• **TASK DESCRIPTION**
Wherever "subtitle" turns up in the entries, copy out the line that holds it.

BEGIN DATA SHOWN

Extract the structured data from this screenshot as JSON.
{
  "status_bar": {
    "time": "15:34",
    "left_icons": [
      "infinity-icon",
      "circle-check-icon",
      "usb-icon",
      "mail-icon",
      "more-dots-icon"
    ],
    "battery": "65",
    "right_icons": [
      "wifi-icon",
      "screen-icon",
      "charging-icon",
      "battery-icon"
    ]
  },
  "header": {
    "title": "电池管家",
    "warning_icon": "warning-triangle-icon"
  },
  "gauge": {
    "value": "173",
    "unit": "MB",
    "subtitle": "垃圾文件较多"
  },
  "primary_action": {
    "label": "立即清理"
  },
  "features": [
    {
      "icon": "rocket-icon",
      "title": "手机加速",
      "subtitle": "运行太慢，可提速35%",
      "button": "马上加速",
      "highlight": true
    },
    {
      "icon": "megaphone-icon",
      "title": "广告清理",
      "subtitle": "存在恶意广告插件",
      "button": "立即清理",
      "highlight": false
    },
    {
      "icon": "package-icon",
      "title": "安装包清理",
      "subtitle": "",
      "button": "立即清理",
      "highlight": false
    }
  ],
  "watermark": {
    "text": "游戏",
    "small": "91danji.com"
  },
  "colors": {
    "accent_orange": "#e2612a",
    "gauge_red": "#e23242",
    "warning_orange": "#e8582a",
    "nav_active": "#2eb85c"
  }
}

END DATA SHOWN

• **RESPONSE AREA**
    "subtitle": "垃圾文件较多"
      "subtitle": "运行太慢，可提速35%",
      "subtitle": "存在恶意广告插件",
      "subtitle": "",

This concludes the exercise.